> **ASSIGNMENT**: Look below. Copy each line that has "this" in it.
───── PROVIDED INFORMATION
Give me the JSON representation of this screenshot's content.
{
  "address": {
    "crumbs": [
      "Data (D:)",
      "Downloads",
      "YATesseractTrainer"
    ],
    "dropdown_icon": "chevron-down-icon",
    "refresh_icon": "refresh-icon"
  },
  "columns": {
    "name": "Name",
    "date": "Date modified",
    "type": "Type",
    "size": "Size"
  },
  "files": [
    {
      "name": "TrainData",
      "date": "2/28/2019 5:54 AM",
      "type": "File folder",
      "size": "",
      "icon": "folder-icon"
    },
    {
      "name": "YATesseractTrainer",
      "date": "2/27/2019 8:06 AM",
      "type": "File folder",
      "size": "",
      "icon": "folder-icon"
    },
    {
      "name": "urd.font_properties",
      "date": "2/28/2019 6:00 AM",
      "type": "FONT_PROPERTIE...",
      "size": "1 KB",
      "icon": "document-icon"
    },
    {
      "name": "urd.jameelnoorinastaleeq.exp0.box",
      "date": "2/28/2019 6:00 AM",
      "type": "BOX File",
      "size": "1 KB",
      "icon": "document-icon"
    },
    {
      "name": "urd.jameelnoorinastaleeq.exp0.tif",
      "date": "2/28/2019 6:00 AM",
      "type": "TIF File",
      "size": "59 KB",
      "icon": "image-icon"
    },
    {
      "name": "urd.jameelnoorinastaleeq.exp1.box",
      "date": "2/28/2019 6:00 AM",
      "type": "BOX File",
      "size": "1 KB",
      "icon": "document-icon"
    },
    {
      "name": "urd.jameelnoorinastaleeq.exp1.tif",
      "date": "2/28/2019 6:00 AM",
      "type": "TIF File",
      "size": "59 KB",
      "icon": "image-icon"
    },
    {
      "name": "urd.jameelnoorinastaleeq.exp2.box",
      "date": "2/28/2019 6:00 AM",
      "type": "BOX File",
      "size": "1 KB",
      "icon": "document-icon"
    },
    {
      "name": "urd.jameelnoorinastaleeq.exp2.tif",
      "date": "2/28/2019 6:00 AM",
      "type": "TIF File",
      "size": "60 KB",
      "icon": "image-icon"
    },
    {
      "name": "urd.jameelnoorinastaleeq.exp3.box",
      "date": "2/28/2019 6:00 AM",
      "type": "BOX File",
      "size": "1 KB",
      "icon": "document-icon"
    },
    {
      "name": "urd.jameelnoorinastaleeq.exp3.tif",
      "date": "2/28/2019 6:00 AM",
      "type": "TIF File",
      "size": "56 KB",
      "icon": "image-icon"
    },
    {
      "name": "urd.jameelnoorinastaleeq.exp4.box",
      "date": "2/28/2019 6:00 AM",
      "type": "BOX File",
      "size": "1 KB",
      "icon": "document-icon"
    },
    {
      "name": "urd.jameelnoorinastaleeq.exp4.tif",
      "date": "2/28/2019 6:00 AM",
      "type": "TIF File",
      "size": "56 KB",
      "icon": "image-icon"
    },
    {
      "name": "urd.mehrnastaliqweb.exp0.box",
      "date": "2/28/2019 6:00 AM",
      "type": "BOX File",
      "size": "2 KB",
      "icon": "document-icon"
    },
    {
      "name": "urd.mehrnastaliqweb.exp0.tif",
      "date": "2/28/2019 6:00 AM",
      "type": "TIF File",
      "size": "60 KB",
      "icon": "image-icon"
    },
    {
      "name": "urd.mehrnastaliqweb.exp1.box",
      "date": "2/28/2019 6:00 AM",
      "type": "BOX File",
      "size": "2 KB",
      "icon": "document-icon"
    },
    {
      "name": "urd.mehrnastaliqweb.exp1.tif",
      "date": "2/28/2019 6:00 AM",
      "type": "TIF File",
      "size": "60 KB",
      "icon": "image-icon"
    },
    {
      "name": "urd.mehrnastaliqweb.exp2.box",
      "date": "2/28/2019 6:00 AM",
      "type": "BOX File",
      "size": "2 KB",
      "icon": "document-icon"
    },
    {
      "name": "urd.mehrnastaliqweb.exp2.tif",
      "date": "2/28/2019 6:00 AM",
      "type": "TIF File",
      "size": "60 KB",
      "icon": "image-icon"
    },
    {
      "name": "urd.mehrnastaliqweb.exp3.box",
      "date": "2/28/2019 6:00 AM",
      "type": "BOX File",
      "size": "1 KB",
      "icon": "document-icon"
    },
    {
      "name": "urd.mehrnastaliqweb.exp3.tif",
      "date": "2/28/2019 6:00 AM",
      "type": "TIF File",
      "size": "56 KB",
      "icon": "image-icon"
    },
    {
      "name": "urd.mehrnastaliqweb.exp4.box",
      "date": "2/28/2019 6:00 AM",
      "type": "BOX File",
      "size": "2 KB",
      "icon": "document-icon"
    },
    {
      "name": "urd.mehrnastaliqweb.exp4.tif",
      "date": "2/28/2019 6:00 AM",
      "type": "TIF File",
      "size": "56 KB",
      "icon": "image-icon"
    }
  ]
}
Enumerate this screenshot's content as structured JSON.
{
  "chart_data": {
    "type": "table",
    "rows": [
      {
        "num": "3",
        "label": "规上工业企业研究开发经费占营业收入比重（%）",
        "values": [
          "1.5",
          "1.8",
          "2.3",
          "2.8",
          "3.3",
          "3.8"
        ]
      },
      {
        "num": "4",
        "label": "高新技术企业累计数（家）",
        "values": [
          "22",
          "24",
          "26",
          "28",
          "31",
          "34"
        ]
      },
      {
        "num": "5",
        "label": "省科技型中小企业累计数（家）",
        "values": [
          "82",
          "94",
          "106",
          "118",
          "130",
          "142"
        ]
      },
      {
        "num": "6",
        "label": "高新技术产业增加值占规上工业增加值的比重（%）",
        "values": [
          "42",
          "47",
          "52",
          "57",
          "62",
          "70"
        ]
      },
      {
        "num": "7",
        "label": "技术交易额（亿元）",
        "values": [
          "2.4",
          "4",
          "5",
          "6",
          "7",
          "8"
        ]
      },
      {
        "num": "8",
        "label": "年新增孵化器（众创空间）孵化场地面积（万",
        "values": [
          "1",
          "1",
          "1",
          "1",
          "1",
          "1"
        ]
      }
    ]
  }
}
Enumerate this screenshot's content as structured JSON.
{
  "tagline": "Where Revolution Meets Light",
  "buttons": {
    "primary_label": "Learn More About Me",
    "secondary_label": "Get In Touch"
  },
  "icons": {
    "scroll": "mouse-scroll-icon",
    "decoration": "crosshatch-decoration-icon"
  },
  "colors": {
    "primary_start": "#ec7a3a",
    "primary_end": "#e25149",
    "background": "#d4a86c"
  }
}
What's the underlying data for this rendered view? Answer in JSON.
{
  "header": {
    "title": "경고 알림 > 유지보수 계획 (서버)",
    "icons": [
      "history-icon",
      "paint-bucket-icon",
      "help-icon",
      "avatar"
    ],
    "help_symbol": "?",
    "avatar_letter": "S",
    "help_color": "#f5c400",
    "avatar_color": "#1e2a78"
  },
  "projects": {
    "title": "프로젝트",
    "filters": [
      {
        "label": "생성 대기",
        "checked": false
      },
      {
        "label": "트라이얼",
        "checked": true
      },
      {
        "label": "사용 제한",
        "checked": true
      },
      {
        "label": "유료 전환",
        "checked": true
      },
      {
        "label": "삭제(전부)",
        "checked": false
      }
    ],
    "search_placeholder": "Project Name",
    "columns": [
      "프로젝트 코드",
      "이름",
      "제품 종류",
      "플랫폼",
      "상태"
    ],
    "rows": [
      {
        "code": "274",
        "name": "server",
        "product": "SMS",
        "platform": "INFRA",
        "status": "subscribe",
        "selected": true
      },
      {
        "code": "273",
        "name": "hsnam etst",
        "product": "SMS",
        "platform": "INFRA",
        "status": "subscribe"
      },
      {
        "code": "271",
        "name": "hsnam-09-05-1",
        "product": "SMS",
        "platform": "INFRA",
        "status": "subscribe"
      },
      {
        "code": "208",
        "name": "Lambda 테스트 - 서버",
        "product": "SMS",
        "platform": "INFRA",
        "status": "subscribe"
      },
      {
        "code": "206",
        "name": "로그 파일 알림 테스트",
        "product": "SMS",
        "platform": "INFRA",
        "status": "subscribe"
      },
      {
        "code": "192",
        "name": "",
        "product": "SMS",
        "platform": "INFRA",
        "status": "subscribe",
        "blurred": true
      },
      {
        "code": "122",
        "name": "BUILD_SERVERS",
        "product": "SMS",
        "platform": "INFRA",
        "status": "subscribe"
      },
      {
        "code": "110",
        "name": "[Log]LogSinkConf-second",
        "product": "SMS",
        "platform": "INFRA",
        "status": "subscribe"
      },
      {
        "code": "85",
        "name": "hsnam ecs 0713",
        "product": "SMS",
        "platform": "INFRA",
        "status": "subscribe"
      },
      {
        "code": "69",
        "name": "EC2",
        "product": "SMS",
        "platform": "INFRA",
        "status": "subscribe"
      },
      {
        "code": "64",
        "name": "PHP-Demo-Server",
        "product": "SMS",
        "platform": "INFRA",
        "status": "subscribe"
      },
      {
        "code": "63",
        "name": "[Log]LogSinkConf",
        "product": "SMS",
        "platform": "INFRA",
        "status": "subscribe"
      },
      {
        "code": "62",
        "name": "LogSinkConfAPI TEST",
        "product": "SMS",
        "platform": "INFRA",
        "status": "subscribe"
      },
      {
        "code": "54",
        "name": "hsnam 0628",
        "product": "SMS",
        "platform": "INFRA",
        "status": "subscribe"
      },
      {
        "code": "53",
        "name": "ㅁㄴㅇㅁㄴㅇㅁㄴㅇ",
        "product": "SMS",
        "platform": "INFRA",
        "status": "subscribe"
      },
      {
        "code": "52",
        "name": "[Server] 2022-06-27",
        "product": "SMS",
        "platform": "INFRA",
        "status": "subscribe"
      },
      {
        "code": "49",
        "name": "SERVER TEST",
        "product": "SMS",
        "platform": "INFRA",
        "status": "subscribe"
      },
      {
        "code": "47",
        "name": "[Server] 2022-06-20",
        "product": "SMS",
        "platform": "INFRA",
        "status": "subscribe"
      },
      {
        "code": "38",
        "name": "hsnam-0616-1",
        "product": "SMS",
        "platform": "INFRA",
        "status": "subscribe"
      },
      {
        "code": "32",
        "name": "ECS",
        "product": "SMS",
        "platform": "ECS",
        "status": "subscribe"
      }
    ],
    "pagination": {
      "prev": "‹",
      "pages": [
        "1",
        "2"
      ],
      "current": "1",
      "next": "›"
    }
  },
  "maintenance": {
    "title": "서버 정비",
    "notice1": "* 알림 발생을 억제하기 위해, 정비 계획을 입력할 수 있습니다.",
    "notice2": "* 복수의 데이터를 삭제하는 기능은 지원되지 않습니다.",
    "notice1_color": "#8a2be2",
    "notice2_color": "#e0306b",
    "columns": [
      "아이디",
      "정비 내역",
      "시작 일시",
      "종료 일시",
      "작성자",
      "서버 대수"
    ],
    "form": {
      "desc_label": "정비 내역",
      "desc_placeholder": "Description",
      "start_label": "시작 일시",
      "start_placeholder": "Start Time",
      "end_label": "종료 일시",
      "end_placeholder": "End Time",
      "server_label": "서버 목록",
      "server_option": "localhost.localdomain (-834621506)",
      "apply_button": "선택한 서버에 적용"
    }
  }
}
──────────
> **RESULT OF THE TASK**:
Give me the JSON representation of this screenshot's content.
Enumerate this screenshot's content as structured JSON.
Enumerate this screenshot's content as structured JSON.
What's the underlying data for this rendered view? Answer in JSON.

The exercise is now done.